In the next 25 years from 2006 to 2031 the number of people aged over 65 (older people) in the United Kingdom is projected to increase from 9.7 million to around 15.8 million.
This increase of 6.1 million is over five times that of the preceding 25 years. From 2006 to 2031, the proportion of older people is projected to rise from 16 percent to 22 percent. It took 25 years for the proportion to increase from 15 percent to 16 percent. In 2017 there are expected to be around 12.5 million older people — two million more than today — making up nearly 19 percent of the total population.
About the LSE research
"Improving service delivery to an ageing population: strategies for UK local authorities" by Marta Łuczyńska, John King, Jonathan Lee, Miguel Lim and Evan Kohn was produced for LSE's MPA Capstone project, a compulsory course for all 2nd Year MPA students at LSE. The Capstone project is designed to ensure that LSE MPA students have an intensive and closely supervised experience of working in a group on an applied public project in a way that extends their capabilities and applies what they have learnt in the MPA core courses in a professional manner.
Deloitte, the business advisory firm, commissioned a team of postgraduate researchers from the MPA Programme of the London School of Economics and Political Science to conduct an analysis of how population ageing in the United Kingdom will impact local authority service delivery. The report is based on a number of original research findings including:
3-D modelling on the demographic profiles of 148 English local authorities from 2009 to 2031.
Indexing of the performance of local authorities in delivering social care services to older people and the extent to which their policies are 'joined up'.
A detailed census of 46 local authority older people's strategies and associated action plans.
A census of 101 accounts of local best practice published by UK local authorities and best practice from five comparable countries.
A case that analyses Cumbria's specific ageing population and showcases practical application of the report's findings.
For more information about the MPA Programme, please visit www.lse.ac.uk/mpa.
In this press release references to Deloitte are references to Deloitte LLP, which is among the country's leading professional services firms. Deloitte LLP is the United Kingdom member firm of Deloitte Touche Tohmatsu ('DTT'), a Swiss Verein, whose member firms are legally separate and independent entities. Please see www.deloitte.co.uk/about for a detailed description of the legal structure of DTT and its member firms.

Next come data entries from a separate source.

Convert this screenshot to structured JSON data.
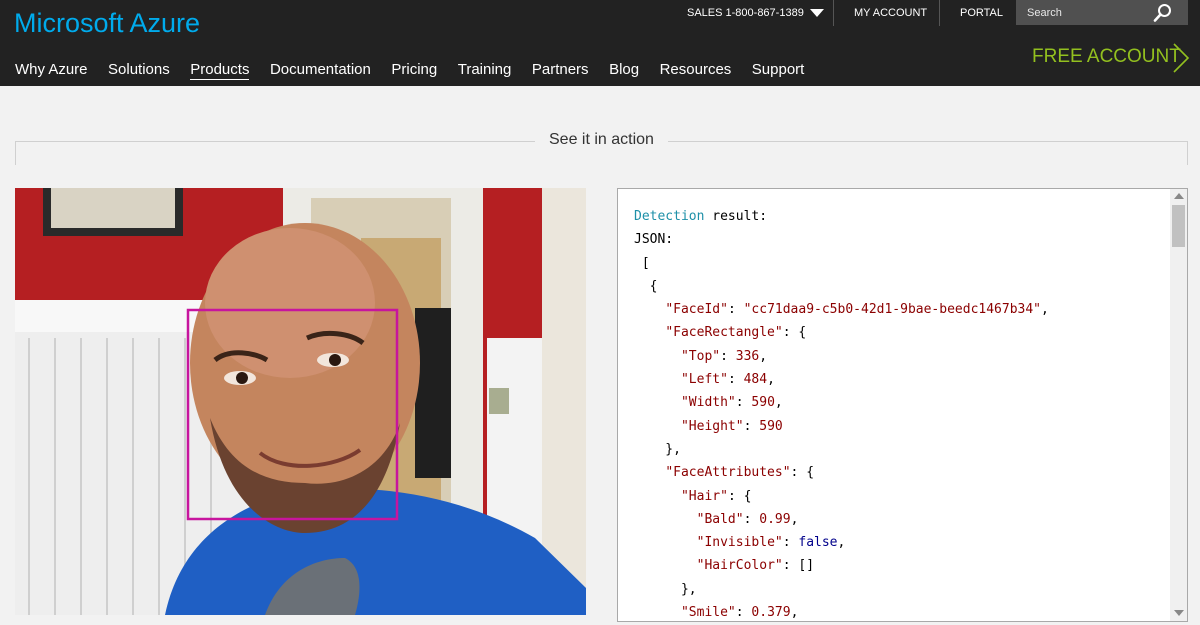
{
  "header": {
    "logo": "Microsoft Azure",
    "sales": "SALES 1-800-867-1389",
    "my_account": "MY ACCOUNT",
    "portal": "PORTAL",
    "search_placeholder": "Search",
    "free_account": "FREE ACCOUNT",
    "nav": [
      "Why Azure",
      "Solutions",
      "Products",
      "Documentation",
      "Pricing",
      "Training",
      "Partners",
      "Blog",
      "Resources",
      "Support"
    ],
    "active_nav": "Products"
  },
  "section": {
    "title": "See it in action"
  },
  "detection": {
    "heading_word": "Detection",
    "heading_rest": " result:",
    "json_label": "JSON:",
    "open_bracket": " [",
    "open_brace": "  {",
    "face_id_key": "\"FaceId\"",
    "face_id_value": "\"cc71daa9-c5b0-42d1-9bae-beedc1467b34\"",
    "face_rect_key": "\"FaceRectangle\"",
    "top_key": "\"Top\"",
    "top_value": "336",
    "left_key": "\"Left\"",
    "left_value": "484",
    "width_key": "\"Width\"",
    "width_value": "590",
    "height_key": "\"Height\"",
    "height_value": "590",
    "face_attr_key": "\"FaceAttributes\"",
    "hair_key": "\"Hair\"",
    "bald_key": "\"Bald\"",
    "bald_value": "0.99",
    "invisible_key": "\"Invisible\"",
    "invisible_value": "false",
    "haircolor_key": "\"HairColor\"",
    "haircolor_value": "[]",
    "smile_key": "\"Smile\"",
    "smile_value": "0.379"
  },
  "colors": {
    "header_bg": "#222222",
    "logo": "#00abec",
    "free_account": "#93c01f",
    "face_box": "#c7159e"
  },
  "icons": [
    "caret-down-icon",
    "search-icon",
    "chevron-right-icon"
  ]
}
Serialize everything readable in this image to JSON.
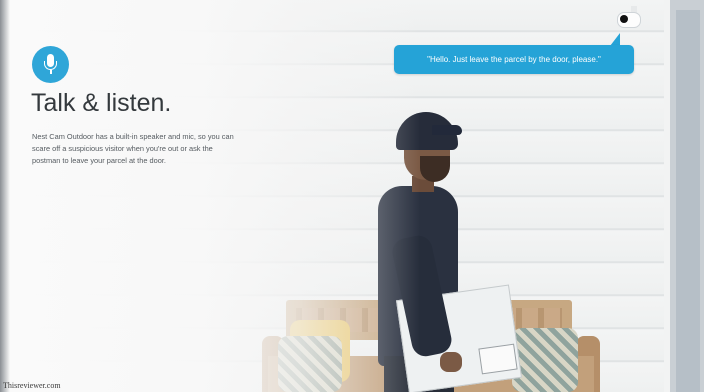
{
  "bubble": {
    "text": "\"Hello. Just leave the parcel by the door, please.\""
  },
  "section": {
    "icon": "microphone-icon",
    "title": "Talk & listen.",
    "body_lines": [
      "Nest Cam Outdoor has a built-in speaker and mic, so you can",
      "scare off a suspicious visitor when you're out or ask the",
      "postman to leave your parcel at the door."
    ]
  },
  "watermark": "Thisreviewer.com",
  "colors": {
    "accent": "#2fa6d8",
    "title": "#34393d",
    "body": "#555b60"
  }
}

The information contained in this press release is correct at the time of going to press. For more information, please visit www.deloitte.co.uk.